That would depend on the size of the largest integer you need to store? –  Benjamin Jan 28 '11 at 18:50
it depends on the integer? so a 5 will take less space than 100? –  tana Jan 28 '11 at 19:02
No, but a int32 takes less space than a int64 –  user216441 Jan 28 '11 at 19:03

Whether integers are 32 or 64 bits (or something else) depends on your processor, OS, and compiler settings, as well as the exact data type you are using. I believe `int` is 32 bits on common platforms, and `long long` is 64. What `long` is varies: on x86 Linux, it's 32 bits on a 32-bit machine and 64 bits on a 64-bit machine. I think Windows does something different, though. In terms of computing sizes, you can determine how many bytes an array of `T` will take by `size * sizeof(T)`; by hand, you can multiply the size by the number of bits in the number divided by 8. So, a 16kB memory can store 4k 32-bit integers or 2k 64-bit ones, and a 3M element array will take 12MB for 32-bit integers and 24MB for 64-bit. You can choose the data size independently of your hardware. You might also want to look at C99's `<stdint.h>` to get integer types with particular bit sizes.

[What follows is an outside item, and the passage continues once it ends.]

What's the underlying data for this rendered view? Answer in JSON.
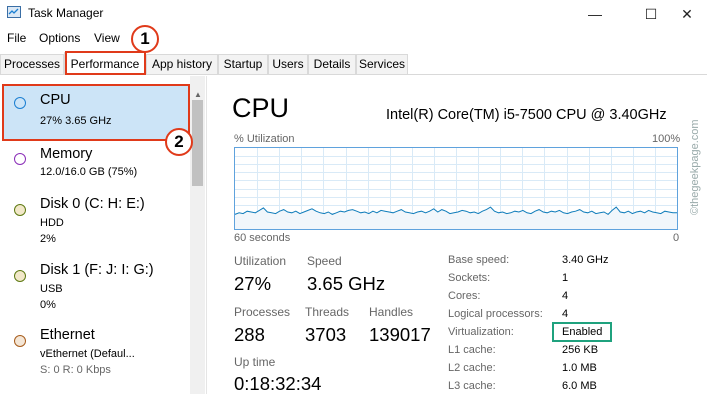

You can use 32-bit integer types on a 64-bit OS. In particular, `int` is 32 bits by default on 64-bit x86 systems, even with a 64-bit operating system. A 64-bit OS can allow you to access more memory (above the 2GiB or 3GiB limit for a 32-bit application) if your system has that much. –  Jeremiah Willcock Jan 28 '11 at 20:10